Being too impatient for most mysteries, I had missed Dahl’s acclaimed debut installment, Invisible City. The good news is that Dahl includes enough of the characters’ back stories in Conviction to make sure readers can get up to speed quickly. So go ahead and read Conviction first. Then, when you’re hooked, you can go back and enjoy the other two books.

This book caught my attention because of its setting. Investigative reporter Rebekah Roberts is drawn into the story of a gruesome murder that took place in the Crown Heights neighborhood of Brooklyn shortly after the riots in the summer of 1992. Now, 22 years later, she’s exploring the possibility that the wrong person was convicted. This gives Dahl a platform to incorporate not only the politics of the relationship between the Hassidic and African-American residents of Crown Heights in 1992, but also to highlight the issues of gentrification, police brutality, and the ongoing tensions in race relations that have intensified rather than disappeared. Readers interested in the way that the media portrays local events and the crime beat will appreciate Dahl giving them a front row seat to the action.

Dahl drives Conviction with strong characters and respect for the communities she portrays. Her straightforward prose keeps the pages turning, and aside from a generous sprinkling of Yiddish and Jewish religious terms, the book is accessible to anyone who might enjoy a crime novel. I will confess that even though the Conviction held my attention enough that I burned through it in less than 24 hours, I still flipped forward to read the ending when I was halfway through. Without any effort, I was able to think of five other people who I knew would be interested in this book.
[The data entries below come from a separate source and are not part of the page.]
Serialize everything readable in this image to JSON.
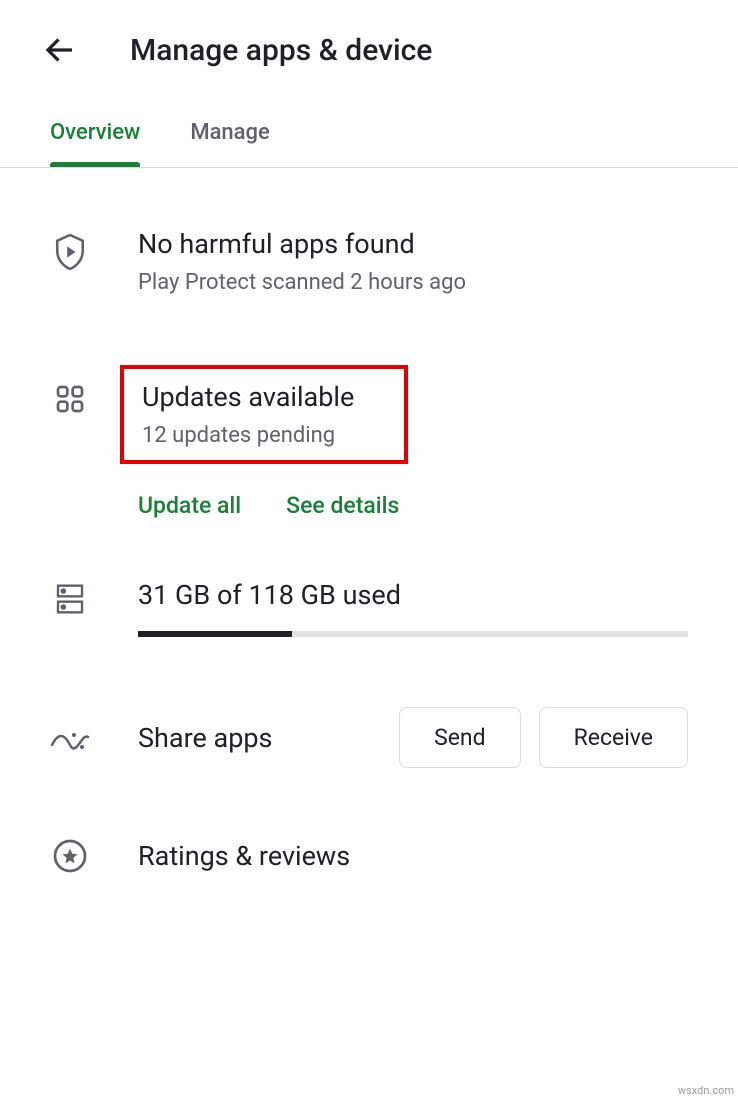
{
  "header": {
    "title": "Manage apps & device"
  },
  "tabs": {
    "overview": "Overview",
    "manage": "Manage"
  },
  "protect": {
    "title": "No harmful apps found",
    "subtitle": "Play Protect scanned 2 hours ago"
  },
  "updates": {
    "title": "Updates available",
    "subtitle": "12 updates pending",
    "update_all": "Update all",
    "see_details": "See details"
  },
  "storage": {
    "label": "31 GB of 118 GB used"
  },
  "share": {
    "label": "Share apps",
    "send": "Send",
    "receive": "Receive"
  },
  "ratings": {
    "label": "Ratings & reviews"
  },
  "watermark": "wsxdn.com"
}
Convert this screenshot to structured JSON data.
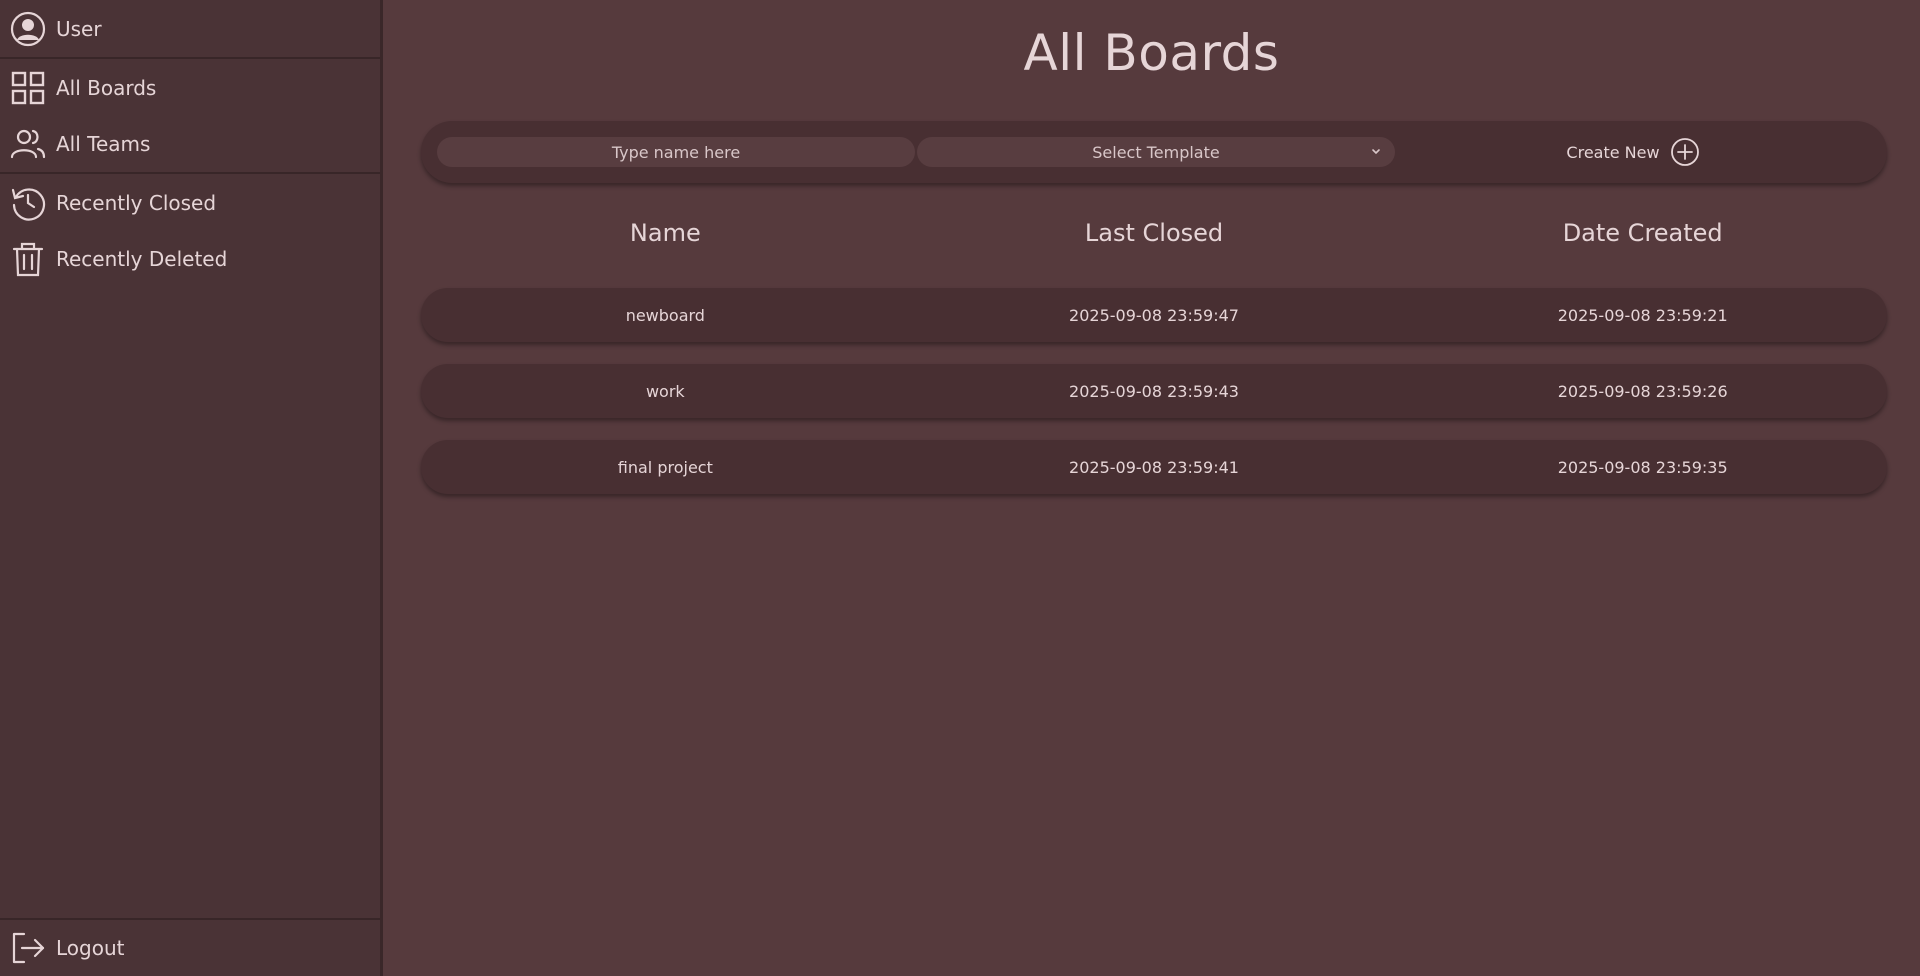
{
  "sidebar": {
    "user_label": "User",
    "items": [
      {
        "label": "All Boards"
      },
      {
        "label": "All Teams"
      },
      {
        "label": "Recently Closed"
      },
      {
        "label": "Recently Deleted"
      }
    ],
    "logout_label": "Logout"
  },
  "main": {
    "title": "All Boards",
    "toolbar": {
      "name_placeholder": "Type name here",
      "template_select_label": "Select Template",
      "create_new_label": "Create New"
    },
    "columns": [
      "Name",
      "Last Closed",
      "Date Created"
    ],
    "boards": [
      {
        "name": "newboard",
        "last_closed": "2025-09-08 23:59:47",
        "date_created": "2025-09-08 23:59:21"
      },
      {
        "name": "work",
        "last_closed": "2025-09-08 23:59:43",
        "date_created": "2025-09-08 23:59:26"
      },
      {
        "name": "final project",
        "last_closed": "2025-09-08 23:59:41",
        "date_created": "2025-09-08 23:59:35"
      }
    ]
  },
  "icons": {
    "user": "user-circle-icon",
    "boards": "grid-icon",
    "teams": "users-icon",
    "closed": "history-icon",
    "deleted": "trash-icon",
    "logout": "logout-icon",
    "chevron": "chevron-down-icon",
    "create": "plus-circle-icon"
  },
  "colors": {
    "background": "#563a3d",
    "sidebar": "#4a3336",
    "card": "#482f32",
    "text": "#e6d5d7"
  }
}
I will be enthusiastically sharing my copy, which is just about as good as a popular mystery can get.

 

I received a free pre-release ARC from the publisher, Minotaur Press, in order to write this review.